━━━━━ Given records
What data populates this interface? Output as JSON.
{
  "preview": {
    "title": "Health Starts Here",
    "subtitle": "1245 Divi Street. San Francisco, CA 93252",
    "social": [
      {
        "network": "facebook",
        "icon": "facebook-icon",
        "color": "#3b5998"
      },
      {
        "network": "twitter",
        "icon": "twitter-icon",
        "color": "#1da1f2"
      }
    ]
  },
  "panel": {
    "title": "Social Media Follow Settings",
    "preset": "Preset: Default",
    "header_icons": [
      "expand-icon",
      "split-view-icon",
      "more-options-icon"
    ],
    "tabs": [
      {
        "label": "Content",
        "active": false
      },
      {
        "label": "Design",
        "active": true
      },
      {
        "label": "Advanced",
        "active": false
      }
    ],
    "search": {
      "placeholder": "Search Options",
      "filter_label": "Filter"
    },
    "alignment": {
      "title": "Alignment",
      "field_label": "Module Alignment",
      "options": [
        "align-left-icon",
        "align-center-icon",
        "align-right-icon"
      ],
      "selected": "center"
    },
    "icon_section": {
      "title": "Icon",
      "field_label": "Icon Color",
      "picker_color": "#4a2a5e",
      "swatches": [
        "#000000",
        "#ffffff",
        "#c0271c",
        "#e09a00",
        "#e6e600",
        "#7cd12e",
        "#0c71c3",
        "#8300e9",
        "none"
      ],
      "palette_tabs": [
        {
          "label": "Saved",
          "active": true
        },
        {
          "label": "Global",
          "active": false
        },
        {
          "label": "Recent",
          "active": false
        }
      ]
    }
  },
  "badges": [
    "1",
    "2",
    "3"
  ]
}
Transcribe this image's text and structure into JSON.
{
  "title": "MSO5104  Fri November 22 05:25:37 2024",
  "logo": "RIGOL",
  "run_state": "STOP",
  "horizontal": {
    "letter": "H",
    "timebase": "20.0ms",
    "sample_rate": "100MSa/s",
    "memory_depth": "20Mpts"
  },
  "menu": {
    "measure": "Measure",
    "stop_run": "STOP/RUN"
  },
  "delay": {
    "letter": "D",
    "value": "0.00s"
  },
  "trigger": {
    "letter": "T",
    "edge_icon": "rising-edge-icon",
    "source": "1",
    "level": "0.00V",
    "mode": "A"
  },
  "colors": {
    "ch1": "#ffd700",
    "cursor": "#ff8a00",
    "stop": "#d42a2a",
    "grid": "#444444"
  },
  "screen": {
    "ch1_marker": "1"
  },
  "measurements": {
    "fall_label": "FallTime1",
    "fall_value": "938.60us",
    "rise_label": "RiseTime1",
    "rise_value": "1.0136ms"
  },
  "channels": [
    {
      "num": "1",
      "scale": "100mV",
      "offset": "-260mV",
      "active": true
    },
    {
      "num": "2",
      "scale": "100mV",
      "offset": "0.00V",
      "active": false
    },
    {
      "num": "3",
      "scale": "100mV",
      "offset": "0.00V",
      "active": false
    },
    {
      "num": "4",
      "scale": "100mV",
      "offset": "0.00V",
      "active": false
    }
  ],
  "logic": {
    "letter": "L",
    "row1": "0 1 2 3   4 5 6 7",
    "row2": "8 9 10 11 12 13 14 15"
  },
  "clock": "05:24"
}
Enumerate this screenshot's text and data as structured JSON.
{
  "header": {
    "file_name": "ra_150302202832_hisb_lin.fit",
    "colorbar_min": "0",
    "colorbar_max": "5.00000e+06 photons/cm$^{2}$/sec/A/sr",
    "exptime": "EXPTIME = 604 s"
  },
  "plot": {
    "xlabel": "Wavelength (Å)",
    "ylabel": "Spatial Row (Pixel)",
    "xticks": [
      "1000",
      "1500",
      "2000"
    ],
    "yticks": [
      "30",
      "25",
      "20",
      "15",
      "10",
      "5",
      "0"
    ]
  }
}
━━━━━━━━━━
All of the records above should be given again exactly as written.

Expected answer |
What data populates this interface? Output as JSON.
{
  "preview": {
    "title": "Health Starts Here",
    "subtitle": "1245 Divi Street. San Francisco, CA 93252",
    "social": [
      {
        "network": "facebook",
        "icon": "facebook-icon",
        "color": "#3b5998"
      },
      {
        "network": "twitter",
        "icon": "twitter-icon",
        "color": "#1da1f2"
      }
    ]
  },
  "panel": {
    "title": "Social Media Follow Settings",
    "preset": "Preset: Default",
    "header_icons": [
      "expand-icon",
      "split-view-icon",
      "more-options-icon"
    ],
    "tabs": [
      {
        "label": "Content",
        "active": false
      },
      {
        "label": "Design",
        "active": true
      },
      {
        "label": "Advanced",
        "active": false
      }
    ],
    "search": {
      "placeholder": "Search Options",
      "filter_label": "Filter"
    },
    "alignment": {
      "title": "Alignment",
      "field_label": "Module Alignment",
      "options": [
        "align-left-icon",
        "align-center-icon",
        "align-right-icon"
      ],
      "selected": "center"
    },
    "icon_section": {
      "title": "Icon",
      "field_label": "Icon Color",
      "picker_color": "#4a2a5e",
      "swatches": [
        "#000000",
        "#ffffff",
        "#c0271c",
        "#e09a00",
        "#e6e600",
        "#7cd12e",
        "#0c71c3",
        "#8300e9",
        "none"
      ],
      "palette_tabs": [
        {
          "label": "Saved",
          "active": true
        },
        {
          "label": "Global",
          "active": false
        },
        {
          "label": "Recent",
          "active": false
        }
      ]
    }
  },
  "badges": [
    "1",
    "2",
    "3"
  ]
}
Transcribe this image's text and structure into JSON.
{
  "title": "MSO5104  Fri November 22 05:25:37 2024",
  "logo": "RIGOL",
  "run_state": "STOP",
  "horizontal": {
    "letter": "H",
    "timebase": "20.0ms",
    "sample_rate": "100MSa/s",
    "memory_depth": "20Mpts"
  },
  "menu": {
    "measure": "Measure",
    "stop_run": "STOP/RUN"
  },
  "delay": {
    "letter": "D",
    "value": "0.00s"
  },
  "trigger": {
    "letter": "T",
    "edge_icon": "rising-edge-icon",
    "source": "1",
    "level": "0.00V",
    "mode": "A"
  },
  "colors": {
    "ch1": "#ffd700",
    "cursor": "#ff8a00",
    "stop": "#d42a2a",
    "grid": "#444444"
  },
  "screen": {
    "ch1_marker": "1"
  },
  "measurements": {
    "fall_label": "FallTime1",
    "fall_value": "938.60us",
    "rise_label": "RiseTime1",
    "rise_value": "1.0136ms"
  },
  "channels": [
    {
      "num": "1",
      "scale": "100mV",
      "offset": "-260mV",
      "active": true
    },
    {
      "num": "2",
      "scale": "100mV",
      "offset": "0.00V",
      "active": false
    },
    {
      "num": "3",
      "scale": "100mV",
      "offset": "0.00V",
      "active": false
    },
    {
      "num": "4",
      "scale": "100mV",
      "offset": "0.00V",
      "active": false
    }
  ],
  "logic": {
    "letter": "L",
    "row1": "0 1 2 3   4 5 6 7",
    "row2": "8 9 10 11 12 13 14 15"
  },
  "clock": "05:24"
}
Enumerate this screenshot's text and data as structured JSON.
{
  "header": {
    "file_name": "ra_150302202832_hisb_lin.fit",
    "colorbar_min": "0",
    "colorbar_max": "5.00000e+06 photons/cm$^{2}$/sec/A/sr",
    "exptime": "EXPTIME = 604 s"
  },
  "plot": {
    "xlabel": "Wavelength (Å)",
    "ylabel": "Spatial Row (Pixel)",
    "xticks": [
      "1000",
      "1500",
      "2000"
    ],
    "yticks": [
      "30",
      "25",
      "20",
      "15",
      "10",
      "5",
      "0"
    ]
  }
}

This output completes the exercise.